#### Data section

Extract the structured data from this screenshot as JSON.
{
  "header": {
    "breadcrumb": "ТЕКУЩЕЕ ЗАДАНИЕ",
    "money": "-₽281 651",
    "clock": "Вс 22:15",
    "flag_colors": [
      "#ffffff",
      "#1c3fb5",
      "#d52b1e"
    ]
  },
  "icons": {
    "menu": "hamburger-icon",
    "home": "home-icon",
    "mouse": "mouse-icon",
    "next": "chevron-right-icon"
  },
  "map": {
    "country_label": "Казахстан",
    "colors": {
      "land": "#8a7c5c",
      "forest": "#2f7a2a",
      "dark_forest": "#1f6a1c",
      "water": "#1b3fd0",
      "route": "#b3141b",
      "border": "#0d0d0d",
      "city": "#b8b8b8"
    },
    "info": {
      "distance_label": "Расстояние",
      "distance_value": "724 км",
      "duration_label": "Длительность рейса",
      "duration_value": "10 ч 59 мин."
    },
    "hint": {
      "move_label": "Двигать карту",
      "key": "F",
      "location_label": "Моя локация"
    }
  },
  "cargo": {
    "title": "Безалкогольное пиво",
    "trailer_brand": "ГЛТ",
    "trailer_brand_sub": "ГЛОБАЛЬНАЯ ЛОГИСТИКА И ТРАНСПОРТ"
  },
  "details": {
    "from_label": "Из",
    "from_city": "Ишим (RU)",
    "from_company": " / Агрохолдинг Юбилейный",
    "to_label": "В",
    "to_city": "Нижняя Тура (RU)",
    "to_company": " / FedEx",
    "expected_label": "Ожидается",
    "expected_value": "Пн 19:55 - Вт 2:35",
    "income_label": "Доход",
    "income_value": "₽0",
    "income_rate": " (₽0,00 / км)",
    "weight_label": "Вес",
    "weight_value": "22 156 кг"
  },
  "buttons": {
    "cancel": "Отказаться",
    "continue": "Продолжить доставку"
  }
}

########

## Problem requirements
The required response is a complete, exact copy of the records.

## Result for this exercise
Extract the structured data from this screenshot as JSON.
{
  "header": {
    "breadcrumb": "ТЕКУЩЕЕ ЗАДАНИЕ",
    "money": "-₽281 651",
    "clock": "Вс 22:15",
    "flag_colors": [
      "#ffffff",
      "#1c3fb5",
      "#d52b1e"
    ]
  },
  "icons": {
    "menu": "hamburger-icon",
    "home": "home-icon",
    "mouse": "mouse-icon",
    "next": "chevron-right-icon"
  },
  "map": {
    "country_label": "Казахстан",
    "colors": {
      "land": "#8a7c5c",
      "forest": "#2f7a2a",
      "dark_forest": "#1f6a1c",
      "water": "#1b3fd0",
      "route": "#b3141b",
      "border": "#0d0d0d",
      "city": "#b8b8b8"
    },
    "info": {
      "distance_label": "Расстояние",
      "distance_value": "724 км",
      "duration_label": "Длительность рейса",
      "duration_value": "10 ч 59 мин."
    },
    "hint": {
      "move_label": "Двигать карту",
      "key": "F",
      "location_label": "Моя локация"
    }
  },
  "cargo": {
    "title": "Безалкогольное пиво",
    "trailer_brand": "ГЛТ",
    "trailer_brand_sub": "ГЛОБАЛЬНАЯ ЛОГИСТИКА И ТРАНСПОРТ"
  },
  "details": {
    "from_label": "Из",
    "from_city": "Ишим (RU)",
    "from_company": " / Агрохолдинг Юбилейный",
    "to_label": "В",
    "to_city": "Нижняя Тура (RU)",
    "to_company": " / FedEx",
    "expected_label": "Ожидается",
    "expected_value": "Пн 19:55 - Вт 2:35",
    "income_label": "Доход",
    "income_value": "₽0",
    "income_rate": " (₽0,00 / км)",
    "weight_label": "Вес",
    "weight_value": "22 156 кг"
  },
  "buttons": {
    "cancel": "Отказаться",
    "continue": "Продолжить доставку"
  }
}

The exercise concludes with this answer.